The “still-to-be-clarified” intentions of U.S. President Donald Trump in “key policy areas” are seen as the first cause of uncertainty for the bloc’s economy, which will also face other political risks due to the likely beginning of Brexit negotiations this year and elections in several EU countries, the Commission said.
Britain is expected to pay a higher cost for the political uncertainty surrounding its divorce talks from the EU. Its GDP growth is forecast to decline from 2.0 percent in 2016 to 1.5 percent this year, and to further slow down to 1.2 percent next year.
Britain’s “business investment is likely to be adversely affected by persisting uncertainty while private consumption growth is projected to weaken as growth in real disposable income declines,” the Commission said.
The gloomy forecast on the British economy are however better than previously estimated by the Commission which had predicted in November Britain would grow 1.9 percent last year and only 1.0 percent this year. The 2018 forecast is unchanged.
Consumer prices in the euro zone are forecast to markedly pick up this year, as inflation will surge by 1.7 percent from 0.2 percent last year. The 2017 estimate is higher that the 1.4 percent inflation growth predicted by the Commission in November.
But euro zone inflation is expected to slow again in 2018 to 1.4 percent and core inflation, which excludes more volatile prices, is set to rise only gradually.
This is still “short” of the European Central Bank’s target of an inflation “below, but close to 2 percent”, the Commission said.

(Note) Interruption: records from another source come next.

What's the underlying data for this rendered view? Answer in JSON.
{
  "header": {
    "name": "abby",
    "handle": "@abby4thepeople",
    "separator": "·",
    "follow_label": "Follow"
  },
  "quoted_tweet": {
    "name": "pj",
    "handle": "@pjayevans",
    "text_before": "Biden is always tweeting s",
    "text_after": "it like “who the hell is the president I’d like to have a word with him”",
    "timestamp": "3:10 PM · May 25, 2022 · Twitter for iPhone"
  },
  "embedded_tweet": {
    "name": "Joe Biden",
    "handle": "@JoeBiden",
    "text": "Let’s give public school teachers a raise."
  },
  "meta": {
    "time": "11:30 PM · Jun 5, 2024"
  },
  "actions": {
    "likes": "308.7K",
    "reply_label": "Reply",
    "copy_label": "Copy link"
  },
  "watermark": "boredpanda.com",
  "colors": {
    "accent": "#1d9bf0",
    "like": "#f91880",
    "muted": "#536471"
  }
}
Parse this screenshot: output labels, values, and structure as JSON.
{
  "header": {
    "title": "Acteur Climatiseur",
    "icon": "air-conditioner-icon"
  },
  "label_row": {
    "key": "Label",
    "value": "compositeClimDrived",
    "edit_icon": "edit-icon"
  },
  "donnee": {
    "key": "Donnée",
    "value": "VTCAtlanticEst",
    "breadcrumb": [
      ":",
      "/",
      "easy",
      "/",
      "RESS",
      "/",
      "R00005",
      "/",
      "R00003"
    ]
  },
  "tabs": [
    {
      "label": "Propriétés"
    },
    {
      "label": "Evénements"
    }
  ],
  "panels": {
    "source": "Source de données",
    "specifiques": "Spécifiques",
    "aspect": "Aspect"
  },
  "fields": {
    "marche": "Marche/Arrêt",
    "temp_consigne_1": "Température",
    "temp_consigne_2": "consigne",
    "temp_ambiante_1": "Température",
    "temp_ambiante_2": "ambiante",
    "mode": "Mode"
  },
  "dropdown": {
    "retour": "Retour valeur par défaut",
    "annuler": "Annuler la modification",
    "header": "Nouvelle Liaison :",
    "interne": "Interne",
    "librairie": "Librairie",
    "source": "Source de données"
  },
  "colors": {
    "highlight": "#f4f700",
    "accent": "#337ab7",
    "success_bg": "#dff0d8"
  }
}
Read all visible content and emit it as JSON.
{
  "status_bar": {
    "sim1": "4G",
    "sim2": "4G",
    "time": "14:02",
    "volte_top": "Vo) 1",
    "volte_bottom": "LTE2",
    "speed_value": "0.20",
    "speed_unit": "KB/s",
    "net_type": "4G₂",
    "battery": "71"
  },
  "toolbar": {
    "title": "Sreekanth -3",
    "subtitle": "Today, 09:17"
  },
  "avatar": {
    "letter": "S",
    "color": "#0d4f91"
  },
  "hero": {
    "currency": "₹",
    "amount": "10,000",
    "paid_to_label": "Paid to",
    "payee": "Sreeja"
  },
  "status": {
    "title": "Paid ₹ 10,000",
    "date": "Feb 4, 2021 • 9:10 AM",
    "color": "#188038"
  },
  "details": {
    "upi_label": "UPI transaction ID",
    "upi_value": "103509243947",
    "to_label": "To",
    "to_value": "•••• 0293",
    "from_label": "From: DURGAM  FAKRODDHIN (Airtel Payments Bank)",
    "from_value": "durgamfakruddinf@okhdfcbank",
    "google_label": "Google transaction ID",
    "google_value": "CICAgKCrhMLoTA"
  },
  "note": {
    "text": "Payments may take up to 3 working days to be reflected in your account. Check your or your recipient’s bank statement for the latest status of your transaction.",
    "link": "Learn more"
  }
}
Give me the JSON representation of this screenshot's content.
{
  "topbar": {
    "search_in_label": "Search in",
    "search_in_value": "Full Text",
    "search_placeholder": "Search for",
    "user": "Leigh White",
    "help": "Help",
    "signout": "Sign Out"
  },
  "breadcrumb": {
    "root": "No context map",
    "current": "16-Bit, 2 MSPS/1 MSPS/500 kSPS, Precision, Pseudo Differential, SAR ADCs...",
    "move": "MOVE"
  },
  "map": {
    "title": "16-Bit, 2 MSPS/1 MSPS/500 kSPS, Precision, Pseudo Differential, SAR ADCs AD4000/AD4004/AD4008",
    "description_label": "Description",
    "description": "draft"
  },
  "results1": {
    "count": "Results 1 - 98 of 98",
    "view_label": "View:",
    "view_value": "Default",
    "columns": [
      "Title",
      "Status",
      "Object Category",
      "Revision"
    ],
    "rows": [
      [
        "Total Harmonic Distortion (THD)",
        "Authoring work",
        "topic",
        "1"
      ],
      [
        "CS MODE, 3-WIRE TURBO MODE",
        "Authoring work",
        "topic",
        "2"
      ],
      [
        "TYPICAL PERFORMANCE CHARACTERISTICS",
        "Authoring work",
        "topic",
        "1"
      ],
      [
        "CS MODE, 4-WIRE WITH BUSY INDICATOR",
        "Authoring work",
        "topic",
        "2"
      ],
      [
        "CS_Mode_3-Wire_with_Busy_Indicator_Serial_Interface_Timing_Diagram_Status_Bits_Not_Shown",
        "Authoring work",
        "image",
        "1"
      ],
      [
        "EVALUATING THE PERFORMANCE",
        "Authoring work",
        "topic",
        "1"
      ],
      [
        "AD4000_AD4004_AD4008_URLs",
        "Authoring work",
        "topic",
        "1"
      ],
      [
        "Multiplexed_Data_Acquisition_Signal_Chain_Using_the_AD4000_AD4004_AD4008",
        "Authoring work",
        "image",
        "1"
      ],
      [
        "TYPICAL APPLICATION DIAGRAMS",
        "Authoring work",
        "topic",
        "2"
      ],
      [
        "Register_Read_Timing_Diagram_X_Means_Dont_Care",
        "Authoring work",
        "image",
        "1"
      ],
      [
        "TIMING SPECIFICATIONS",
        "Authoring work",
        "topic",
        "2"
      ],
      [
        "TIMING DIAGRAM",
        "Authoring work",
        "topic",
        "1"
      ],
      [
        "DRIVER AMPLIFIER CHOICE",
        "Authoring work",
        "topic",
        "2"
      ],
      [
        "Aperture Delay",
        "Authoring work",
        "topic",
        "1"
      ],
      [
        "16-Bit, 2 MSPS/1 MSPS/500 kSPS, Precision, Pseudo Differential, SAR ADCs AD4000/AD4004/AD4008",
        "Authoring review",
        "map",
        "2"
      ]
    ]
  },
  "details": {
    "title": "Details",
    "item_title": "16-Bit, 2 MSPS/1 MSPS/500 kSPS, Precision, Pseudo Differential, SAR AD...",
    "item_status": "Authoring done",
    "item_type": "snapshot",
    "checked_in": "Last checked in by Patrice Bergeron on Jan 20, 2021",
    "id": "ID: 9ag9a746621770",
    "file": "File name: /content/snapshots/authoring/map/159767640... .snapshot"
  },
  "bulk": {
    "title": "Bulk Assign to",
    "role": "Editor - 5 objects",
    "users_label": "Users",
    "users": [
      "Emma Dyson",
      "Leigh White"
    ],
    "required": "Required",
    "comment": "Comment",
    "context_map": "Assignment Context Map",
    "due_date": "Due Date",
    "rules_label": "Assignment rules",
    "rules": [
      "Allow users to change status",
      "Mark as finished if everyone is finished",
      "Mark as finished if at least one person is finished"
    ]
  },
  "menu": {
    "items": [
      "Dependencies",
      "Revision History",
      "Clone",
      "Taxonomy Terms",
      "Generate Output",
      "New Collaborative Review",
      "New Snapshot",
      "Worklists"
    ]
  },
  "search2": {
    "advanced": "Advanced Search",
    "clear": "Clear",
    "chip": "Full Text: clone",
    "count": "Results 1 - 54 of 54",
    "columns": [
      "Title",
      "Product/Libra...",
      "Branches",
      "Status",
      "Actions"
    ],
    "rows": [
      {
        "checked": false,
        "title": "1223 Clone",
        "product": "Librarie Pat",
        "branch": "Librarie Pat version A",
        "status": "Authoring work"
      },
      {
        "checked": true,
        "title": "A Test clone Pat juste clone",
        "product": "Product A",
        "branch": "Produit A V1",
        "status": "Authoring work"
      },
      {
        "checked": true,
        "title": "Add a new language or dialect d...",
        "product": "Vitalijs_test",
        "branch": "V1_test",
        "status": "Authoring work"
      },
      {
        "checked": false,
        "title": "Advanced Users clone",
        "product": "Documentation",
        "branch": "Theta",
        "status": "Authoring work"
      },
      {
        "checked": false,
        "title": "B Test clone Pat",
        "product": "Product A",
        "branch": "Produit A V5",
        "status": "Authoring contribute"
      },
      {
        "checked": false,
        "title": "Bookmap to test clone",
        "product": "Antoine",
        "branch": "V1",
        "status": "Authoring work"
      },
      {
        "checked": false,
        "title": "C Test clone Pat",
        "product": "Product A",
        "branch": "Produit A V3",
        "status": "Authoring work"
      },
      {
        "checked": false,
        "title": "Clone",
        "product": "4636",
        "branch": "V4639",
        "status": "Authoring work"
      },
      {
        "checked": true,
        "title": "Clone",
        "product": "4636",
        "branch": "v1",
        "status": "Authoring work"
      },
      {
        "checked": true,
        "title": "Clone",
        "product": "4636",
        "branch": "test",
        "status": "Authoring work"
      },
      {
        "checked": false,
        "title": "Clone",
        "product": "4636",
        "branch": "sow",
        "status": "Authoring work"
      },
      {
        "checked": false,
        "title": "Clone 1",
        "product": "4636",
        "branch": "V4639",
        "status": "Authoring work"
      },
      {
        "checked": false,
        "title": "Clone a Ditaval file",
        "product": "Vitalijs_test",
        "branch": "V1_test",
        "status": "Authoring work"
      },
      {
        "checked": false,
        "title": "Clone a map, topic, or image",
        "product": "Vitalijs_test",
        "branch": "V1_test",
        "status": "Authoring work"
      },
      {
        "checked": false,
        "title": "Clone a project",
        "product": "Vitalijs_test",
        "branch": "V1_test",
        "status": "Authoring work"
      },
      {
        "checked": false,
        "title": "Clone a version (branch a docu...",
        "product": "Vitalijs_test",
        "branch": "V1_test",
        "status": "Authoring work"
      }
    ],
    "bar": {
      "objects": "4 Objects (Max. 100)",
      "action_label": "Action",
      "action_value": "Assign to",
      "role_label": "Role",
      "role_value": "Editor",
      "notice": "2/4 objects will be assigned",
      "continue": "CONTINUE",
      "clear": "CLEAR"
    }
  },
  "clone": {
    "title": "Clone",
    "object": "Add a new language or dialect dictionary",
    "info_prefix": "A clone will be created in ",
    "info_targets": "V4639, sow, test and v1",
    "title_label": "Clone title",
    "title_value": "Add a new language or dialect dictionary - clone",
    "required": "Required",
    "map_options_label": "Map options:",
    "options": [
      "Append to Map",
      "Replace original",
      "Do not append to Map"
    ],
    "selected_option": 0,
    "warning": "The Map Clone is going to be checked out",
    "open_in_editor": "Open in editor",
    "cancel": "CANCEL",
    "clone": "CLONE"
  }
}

However, this is not seen as sufficient to keep the ECB’s stimulus plan to continue indefinitely. “With inflation picking up from low levels, we cannot expect current monetary stimulus to last forever,” the Commission’s vice president Valdis Dombrovskis said, urging euro zone states to continue structural reforms.